[[ Task material, beginning ]]
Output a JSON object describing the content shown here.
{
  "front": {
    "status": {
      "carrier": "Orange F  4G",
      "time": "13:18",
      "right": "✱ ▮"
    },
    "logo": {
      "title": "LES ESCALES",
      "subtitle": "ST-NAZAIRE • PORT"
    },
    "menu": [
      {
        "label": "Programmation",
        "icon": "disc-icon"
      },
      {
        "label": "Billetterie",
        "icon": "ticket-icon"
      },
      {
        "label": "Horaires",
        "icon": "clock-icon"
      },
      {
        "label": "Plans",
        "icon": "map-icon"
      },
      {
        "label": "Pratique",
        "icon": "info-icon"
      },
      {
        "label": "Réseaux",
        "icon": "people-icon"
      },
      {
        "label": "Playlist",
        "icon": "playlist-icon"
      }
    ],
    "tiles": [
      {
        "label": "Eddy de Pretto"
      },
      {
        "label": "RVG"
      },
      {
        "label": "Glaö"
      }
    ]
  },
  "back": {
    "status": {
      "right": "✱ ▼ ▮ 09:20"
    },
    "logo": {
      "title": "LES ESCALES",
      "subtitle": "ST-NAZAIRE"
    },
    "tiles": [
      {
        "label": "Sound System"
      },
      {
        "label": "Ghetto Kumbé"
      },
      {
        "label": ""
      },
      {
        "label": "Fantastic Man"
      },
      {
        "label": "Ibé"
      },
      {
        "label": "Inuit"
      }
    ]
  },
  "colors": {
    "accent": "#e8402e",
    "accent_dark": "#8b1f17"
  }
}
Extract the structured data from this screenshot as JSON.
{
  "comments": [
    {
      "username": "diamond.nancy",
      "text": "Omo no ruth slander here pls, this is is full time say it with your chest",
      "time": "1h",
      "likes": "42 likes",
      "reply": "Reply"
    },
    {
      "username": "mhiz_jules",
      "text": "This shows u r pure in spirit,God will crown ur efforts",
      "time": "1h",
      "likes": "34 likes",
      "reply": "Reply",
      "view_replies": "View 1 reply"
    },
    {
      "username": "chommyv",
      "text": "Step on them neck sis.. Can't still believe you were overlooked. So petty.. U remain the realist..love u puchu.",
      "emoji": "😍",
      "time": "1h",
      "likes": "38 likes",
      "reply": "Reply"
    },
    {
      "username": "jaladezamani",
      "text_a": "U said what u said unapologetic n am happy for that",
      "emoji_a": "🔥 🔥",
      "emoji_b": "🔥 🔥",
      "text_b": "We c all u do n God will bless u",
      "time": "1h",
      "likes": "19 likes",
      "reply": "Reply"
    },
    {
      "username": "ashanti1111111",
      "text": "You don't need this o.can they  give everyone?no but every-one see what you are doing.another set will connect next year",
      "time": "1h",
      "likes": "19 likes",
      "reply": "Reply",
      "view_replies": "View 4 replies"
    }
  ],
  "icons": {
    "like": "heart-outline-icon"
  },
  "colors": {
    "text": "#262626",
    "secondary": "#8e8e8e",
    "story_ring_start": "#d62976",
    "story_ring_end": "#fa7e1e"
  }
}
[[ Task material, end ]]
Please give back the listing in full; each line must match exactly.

Output a JSON object describing the content shown here.
{
  "front": {
    "status": {
      "carrier": "Orange F  4G",
      "time": "13:18",
      "right": "✱ ▮"
    },
    "logo": {
      "title": "LES ESCALES",
      "subtitle": "ST-NAZAIRE • PORT"
    },
    "menu": [
      {
        "label": "Programmation",
        "icon": "disc-icon"
      },
      {
        "label": "Billetterie",
        "icon": "ticket-icon"
      },
      {
        "label": "Horaires",
        "icon": "clock-icon"
      },
      {
        "label": "Plans",
        "icon": "map-icon"
      },
      {
        "label": "Pratique",
        "icon": "info-icon"
      },
      {
        "label": "Réseaux",
        "icon": "people-icon"
      },
      {
        "label": "Playlist",
        "icon": "playlist-icon"
      }
    ],
    "tiles": [
      {
        "label": "Eddy de Pretto"
      },
      {
        "label": "RVG"
      },
      {
        "label": "Glaö"
      }
    ]
  },
  "back": {
    "status": {
      "right": "✱ ▼ ▮ 09:20"
    },
    "logo": {
      "title": "LES ESCALES",
      "subtitle": "ST-NAZAIRE"
    },
    "tiles": [
      {
        "label": "Sound System"
      },
      {
        "label": "Ghetto Kumbé"
      },
      {
        "label": ""
      },
      {
        "label": "Fantastic Man"
      },
      {
        "label": "Ibé"
      },
      {
        "label": "Inuit"
      }
    ]
  },
  "colors": {
    "accent": "#e8402e",
    "accent_dark": "#8b1f17"
  }
}
Extract the structured data from this screenshot as JSON.
{
  "comments": [
    {
      "username": "diamond.nancy",
      "text": "Omo no ruth slander here pls, this is is full time say it with your chest",
      "time": "1h",
      "likes": "42 likes",
      "reply": "Reply"
    },
    {
      "username": "mhiz_jules",
      "text": "This shows u r pure in spirit,God will crown ur efforts",
      "time": "1h",
      "likes": "34 likes",
      "reply": "Reply",
      "view_replies": "View 1 reply"
    },
    {
      "username": "chommyv",
      "text": "Step on them neck sis.. Can't still believe you were overlooked. So petty.. U remain the realist..love u puchu.",
      "emoji": "😍",
      "time": "1h",
      "likes": "38 likes",
      "reply": "Reply"
    },
    {
      "username": "jaladezamani",
      "text_a": "U said what u said unapologetic n am happy for that",
      "emoji_a": "🔥 🔥",
      "emoji_b": "🔥 🔥",
      "text_b": "We c all u do n God will bless u",
      "time": "1h",
      "likes": "19 likes",
      "reply": "Reply"
    },
    {
      "username": "ashanti1111111",
      "text": "You don't need this o.can they  give everyone?no but every-one see what you are doing.another set will connect next year",
      "time": "1h",
      "likes": "19 likes",
      "reply": "Reply",
      "view_replies": "View 4 replies"
    }
  ],
  "icons": {
    "like": "heart-outline-icon"
  },
  "colors": {
    "text": "#262626",
    "secondary": "#8e8e8e",
    "story_ring_start": "#d62976",
    "story_ring_end": "#fa7e1e"
  }
}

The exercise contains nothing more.